    The name Mark Batterson is one that I have been hearing more and more come up within the evangelical universe. So, when I received word that I could receive a copy of Mark’s new book Primal through WaterBrook Multnomah’s Blogging for Books program I naturally jumped at the chance.Batterson is the lead pastor at National Community Church in Washington D.C. and he blogs at Evotional.com.In this his third book, Mark identifies his purpose right up front in the subtitle, “A Quest for the Lost Soul of Christianity”. I understand that catchy titles help move books, but honestly those words troubled me at first. It sounds a lot like the kind of book that promises to reveal the ‘real secrets of Christianity,’ secrets that you won’t find anywhere else. But it is always good to read on and not judge a book by it’s cover (or by it’s subtitle for that matter).Without giving too much away (because I would recommend that you read this book yourself), the author identifies the ‘Lost Soul of Christianity’ as what is often referred to as the ‘Great Commandment’. God’s people are to love Him will all of their heart, soul, mind and strength (Mark 12:30; cf. Deuteronomy 6:5).Mark does an excellent job demonstrating that love of God goes far beyond attitude; love of God is to be lived out in actions. He has clearly meditated deeply on these things and has taken concrete steps in his own life and ministry to enflesh the Lord’s commandment. For example, here is a statement that jumped off the page for me:“I think it’s easy to talk about things like faith and obedience and compassion in abstract terms. The more abstract, the less convicting the truth is. So let me get concrete. Faith equals God-ordained risks in the face of fear. Obedience equals God-honoring decisions in the face of temptation. And compassion equals Spirit-prompted generosity in the face of greed.” (p. 32)I do have one major concern with this book. I am troubled that the gospel is largely absent from this book. I am not suggesting that Batterson denies the gospel, rather that he seems to assume the gospel. That is something I believe to be too dangerous in an age when even among self-professed Christians the gospel is largely misunderstood.What I mean is that apart from the gospel or with a distorted gospel, the ‘Christian’ will find what Batterson challenges the reader to do (love God wholly) to be virtually impossible.
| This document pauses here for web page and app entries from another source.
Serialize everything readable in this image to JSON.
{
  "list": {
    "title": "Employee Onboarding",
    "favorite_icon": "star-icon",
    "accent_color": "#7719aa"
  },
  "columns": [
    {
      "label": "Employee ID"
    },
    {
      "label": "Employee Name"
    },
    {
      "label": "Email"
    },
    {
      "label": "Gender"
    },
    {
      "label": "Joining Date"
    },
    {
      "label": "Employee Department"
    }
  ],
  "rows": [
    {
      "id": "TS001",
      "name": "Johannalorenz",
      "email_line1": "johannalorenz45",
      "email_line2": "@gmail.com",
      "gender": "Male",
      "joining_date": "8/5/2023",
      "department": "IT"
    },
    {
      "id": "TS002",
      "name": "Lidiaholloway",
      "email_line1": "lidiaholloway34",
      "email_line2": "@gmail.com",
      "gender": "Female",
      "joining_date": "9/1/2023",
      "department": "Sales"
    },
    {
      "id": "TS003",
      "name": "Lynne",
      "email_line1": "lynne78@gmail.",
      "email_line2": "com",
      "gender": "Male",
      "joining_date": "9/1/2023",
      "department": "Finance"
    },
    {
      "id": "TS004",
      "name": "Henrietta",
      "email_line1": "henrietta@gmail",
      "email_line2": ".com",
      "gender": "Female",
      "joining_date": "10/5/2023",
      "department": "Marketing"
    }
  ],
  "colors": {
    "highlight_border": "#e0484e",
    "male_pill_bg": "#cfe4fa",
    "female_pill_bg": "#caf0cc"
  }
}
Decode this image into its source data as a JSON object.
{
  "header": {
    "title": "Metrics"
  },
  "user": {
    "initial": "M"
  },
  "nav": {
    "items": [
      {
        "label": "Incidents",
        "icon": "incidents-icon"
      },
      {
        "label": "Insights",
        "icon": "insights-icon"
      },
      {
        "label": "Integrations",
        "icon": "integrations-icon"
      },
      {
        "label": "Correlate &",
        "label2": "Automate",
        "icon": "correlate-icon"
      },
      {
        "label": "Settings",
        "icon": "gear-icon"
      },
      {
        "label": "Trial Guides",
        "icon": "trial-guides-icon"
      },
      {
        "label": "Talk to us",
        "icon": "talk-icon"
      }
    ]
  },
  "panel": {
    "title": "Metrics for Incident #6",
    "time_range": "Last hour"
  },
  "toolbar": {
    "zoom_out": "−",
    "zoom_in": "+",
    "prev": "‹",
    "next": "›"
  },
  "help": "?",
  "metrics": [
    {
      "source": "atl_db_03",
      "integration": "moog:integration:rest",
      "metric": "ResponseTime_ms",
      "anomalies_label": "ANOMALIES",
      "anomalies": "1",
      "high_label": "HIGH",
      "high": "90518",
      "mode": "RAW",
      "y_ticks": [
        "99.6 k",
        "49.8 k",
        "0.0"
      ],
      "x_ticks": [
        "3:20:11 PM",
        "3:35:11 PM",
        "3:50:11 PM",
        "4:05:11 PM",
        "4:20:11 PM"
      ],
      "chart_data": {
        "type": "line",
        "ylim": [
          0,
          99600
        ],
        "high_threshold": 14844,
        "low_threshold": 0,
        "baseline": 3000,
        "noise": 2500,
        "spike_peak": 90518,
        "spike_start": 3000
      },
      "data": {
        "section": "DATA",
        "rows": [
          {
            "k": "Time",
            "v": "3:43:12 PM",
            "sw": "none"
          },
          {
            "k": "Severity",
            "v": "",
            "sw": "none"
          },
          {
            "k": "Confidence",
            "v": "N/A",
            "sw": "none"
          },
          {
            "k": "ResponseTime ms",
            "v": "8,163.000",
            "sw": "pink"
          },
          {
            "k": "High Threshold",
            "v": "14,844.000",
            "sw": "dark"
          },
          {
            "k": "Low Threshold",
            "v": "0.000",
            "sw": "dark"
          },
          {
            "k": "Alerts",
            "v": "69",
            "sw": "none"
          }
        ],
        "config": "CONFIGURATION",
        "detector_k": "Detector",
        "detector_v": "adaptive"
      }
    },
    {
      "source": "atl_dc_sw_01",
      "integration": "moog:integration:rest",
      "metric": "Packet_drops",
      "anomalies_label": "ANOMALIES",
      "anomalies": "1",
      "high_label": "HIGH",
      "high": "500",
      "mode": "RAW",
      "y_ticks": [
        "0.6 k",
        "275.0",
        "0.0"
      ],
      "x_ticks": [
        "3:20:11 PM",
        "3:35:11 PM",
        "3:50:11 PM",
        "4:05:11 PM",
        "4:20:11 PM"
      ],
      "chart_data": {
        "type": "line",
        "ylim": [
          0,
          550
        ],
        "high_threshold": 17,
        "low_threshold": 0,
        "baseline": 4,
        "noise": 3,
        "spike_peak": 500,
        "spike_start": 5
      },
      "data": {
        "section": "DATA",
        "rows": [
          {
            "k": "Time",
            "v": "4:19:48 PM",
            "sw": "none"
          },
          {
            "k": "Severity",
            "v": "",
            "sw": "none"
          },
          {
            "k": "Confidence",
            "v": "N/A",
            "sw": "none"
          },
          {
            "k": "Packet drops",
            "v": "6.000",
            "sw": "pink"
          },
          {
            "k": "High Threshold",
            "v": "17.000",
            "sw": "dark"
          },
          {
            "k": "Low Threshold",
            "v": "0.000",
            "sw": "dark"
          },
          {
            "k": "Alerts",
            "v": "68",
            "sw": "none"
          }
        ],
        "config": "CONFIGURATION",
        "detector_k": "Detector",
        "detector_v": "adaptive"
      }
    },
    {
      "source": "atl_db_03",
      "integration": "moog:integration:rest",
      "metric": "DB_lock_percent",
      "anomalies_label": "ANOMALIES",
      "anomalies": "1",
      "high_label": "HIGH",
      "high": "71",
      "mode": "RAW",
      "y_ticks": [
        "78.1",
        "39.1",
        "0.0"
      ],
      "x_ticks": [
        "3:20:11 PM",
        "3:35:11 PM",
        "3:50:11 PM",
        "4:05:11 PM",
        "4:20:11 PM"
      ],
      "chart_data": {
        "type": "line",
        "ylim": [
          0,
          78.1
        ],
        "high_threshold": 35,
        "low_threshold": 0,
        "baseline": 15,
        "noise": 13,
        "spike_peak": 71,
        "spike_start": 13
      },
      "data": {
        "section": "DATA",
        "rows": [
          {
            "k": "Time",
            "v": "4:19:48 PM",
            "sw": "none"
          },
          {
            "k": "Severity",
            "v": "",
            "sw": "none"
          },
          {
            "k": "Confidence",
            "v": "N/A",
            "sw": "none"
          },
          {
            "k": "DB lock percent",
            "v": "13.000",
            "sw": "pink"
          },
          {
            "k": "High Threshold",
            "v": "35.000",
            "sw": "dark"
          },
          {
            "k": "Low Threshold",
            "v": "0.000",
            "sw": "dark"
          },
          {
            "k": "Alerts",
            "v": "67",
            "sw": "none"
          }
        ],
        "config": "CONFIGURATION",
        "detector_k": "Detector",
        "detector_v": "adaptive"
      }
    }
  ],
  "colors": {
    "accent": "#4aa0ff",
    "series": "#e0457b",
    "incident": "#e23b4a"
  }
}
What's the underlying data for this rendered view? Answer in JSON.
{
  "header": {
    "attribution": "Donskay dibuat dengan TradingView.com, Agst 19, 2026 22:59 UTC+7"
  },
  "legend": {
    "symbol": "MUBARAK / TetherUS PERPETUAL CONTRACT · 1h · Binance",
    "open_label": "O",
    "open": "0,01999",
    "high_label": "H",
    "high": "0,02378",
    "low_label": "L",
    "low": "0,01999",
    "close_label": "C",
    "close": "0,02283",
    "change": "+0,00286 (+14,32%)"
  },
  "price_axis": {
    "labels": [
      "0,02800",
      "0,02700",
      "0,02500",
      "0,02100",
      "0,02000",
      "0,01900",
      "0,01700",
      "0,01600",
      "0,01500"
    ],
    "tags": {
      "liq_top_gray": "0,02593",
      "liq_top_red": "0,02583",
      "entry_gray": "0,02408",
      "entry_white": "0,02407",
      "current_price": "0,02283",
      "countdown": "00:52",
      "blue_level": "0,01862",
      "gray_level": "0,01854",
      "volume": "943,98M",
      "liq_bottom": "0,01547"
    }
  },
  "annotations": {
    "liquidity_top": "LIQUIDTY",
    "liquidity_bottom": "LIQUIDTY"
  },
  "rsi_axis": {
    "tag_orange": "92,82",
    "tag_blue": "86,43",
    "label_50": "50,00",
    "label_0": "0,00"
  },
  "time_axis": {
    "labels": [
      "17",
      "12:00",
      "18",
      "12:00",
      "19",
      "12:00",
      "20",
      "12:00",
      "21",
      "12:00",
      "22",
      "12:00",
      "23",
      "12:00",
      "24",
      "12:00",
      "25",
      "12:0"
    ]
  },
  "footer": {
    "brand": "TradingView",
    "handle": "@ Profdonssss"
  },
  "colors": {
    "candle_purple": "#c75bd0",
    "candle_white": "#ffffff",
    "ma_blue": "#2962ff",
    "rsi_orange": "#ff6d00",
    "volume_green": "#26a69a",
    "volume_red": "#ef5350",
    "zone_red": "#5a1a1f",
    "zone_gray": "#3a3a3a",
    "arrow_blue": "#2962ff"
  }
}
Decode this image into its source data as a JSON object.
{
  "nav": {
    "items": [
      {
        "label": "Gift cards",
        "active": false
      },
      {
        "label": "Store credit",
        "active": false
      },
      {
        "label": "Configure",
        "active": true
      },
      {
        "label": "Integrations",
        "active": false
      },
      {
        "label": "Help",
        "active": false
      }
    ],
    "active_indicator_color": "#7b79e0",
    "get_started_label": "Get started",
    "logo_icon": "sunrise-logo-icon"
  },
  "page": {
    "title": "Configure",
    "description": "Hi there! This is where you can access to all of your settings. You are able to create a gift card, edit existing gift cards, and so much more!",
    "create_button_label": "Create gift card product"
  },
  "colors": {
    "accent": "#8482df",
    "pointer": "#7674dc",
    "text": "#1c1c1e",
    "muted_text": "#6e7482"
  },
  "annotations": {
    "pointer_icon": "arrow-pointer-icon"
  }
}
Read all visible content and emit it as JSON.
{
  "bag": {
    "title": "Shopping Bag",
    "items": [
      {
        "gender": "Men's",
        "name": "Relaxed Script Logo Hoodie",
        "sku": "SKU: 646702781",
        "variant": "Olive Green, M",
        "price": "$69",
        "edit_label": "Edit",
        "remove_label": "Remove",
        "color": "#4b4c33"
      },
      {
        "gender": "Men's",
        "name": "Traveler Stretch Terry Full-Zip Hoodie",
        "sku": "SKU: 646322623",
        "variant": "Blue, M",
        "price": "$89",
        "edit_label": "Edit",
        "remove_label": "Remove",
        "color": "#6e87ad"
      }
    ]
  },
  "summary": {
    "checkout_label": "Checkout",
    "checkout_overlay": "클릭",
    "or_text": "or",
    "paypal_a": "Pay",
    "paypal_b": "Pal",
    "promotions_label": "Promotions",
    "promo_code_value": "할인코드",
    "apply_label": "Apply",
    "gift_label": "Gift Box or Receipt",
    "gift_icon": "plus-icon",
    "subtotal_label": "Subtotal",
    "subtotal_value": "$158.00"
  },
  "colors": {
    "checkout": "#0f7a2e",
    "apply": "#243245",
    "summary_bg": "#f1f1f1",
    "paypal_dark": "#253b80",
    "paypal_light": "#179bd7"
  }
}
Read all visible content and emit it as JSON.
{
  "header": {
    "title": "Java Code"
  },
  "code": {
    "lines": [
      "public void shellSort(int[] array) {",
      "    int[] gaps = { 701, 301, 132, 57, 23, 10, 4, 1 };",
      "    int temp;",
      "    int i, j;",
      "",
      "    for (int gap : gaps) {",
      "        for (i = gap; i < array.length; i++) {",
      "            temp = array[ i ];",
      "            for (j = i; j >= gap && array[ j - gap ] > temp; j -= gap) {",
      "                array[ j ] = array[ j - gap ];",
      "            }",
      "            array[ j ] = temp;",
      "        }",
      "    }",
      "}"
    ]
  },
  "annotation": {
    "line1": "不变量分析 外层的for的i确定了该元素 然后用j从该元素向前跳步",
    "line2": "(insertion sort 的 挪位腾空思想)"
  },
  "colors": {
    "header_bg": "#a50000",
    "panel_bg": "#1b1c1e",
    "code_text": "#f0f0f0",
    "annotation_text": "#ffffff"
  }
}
Much of what was said in this book could just as easily been rooted in Deuteronomy 6:5 rather than it’s New Testament counterpart. That’s not to suggest that the Old Testament command is somehow less authoritative. What I was hoping the author would have brought out more clearly was to identify what about the Great Commandment is distinctly ‘Christian’.My concern should not prevent the reader from picking up a copy of Primal and seeking to be challenged by it. There is much within these pages that can be mined for the reader’s benefit. Primal is on bookstore shelves today and is available for order directly from WaterBrook Multnomah or from your favorite online book retailer.This book was provided by WaterBrook Multnomah.